Green was reportedly Jayalalithaa’s favourite colour; it draped her in victory and in death. When she was sworn in as chief minister for two consecutive terms – in May 2015 and 2016 – she wore green saris on both occasions. She lay swathed in green (with a red border) during her final journey from her Poes Garden residence in Chennai, to Rajaji Hall on 6 December, 2016.
Jayalalithaa’s saris are perhaps emblematic of how the oppressed become the oppressor; how power seduces and corrupts and leads to many a misadventure. In striking contrast (but no less powerful) is the iconography of Mother (now Saint) Teresa’s blue-rimmed white cotton sari. The sari with its blue border pattern – three blue borders, the outer border a wider band than the inner two – was first worn by Mother Teresa in 1948, when she tended to the sick and destitute on the streets of Kolkata. The design is now a registered trademark – it was recognised as
Intellectual Property of the Order of the Missionaries of Charity on 4 September, 2016, the day the Mother was canonised by the Roman Catholic Church. The distinctive saris are woven at the Gandhiji Prem Nivas Leprosy Centre at Titagarh in West Bengal, run by the Missionaries of Charity. Love, perhaps, needs no symbolic representation. But the Saint who was born Agnes Bojaxhiu into an Albanian Catholic family in 1910, transformed the simple pattern of her sari into a universal motif of charity, by her acts of kindness and devotion. “We have to look to the past to understand Mother Teresa, to Saint Francis of Assisi who cured a leper by kissing him and was filled with an ‘untold joy’, to St Peter Clavier who licked the wounds of negro slaves, and to St Margaret Mary who sucked the pus from a boil,” writes Mark Tully in the 1992 picture book, Mother. The blue-bordered sari is perhaps the most powerful emblem of all, for it represents the incalculable depths of the human heart.

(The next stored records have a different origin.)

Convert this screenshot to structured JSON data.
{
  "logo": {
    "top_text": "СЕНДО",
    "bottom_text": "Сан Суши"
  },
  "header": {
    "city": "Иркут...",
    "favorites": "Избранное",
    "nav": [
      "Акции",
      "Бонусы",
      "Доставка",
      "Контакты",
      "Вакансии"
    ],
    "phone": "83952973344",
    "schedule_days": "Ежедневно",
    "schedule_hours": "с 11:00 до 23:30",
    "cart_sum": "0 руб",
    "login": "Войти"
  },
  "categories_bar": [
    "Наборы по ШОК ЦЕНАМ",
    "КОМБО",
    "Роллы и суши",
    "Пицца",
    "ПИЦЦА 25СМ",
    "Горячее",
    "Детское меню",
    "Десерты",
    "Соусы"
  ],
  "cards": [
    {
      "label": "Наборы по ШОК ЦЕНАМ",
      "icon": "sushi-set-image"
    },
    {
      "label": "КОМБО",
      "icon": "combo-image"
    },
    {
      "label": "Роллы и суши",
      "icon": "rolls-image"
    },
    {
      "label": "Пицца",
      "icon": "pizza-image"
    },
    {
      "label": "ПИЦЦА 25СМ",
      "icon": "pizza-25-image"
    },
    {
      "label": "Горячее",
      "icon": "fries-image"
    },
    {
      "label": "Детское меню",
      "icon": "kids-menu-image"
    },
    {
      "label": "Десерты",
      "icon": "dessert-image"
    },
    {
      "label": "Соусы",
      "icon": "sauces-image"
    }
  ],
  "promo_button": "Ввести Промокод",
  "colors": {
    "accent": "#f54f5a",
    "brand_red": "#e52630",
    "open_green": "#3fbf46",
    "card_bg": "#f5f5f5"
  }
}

Read part one of the Sari story: Satyam Shivam Sundaram to Mr India, how the nine yards reflected Bollywood's favourite tropes
Updated Date: Mar 31, 2018 15:55 PM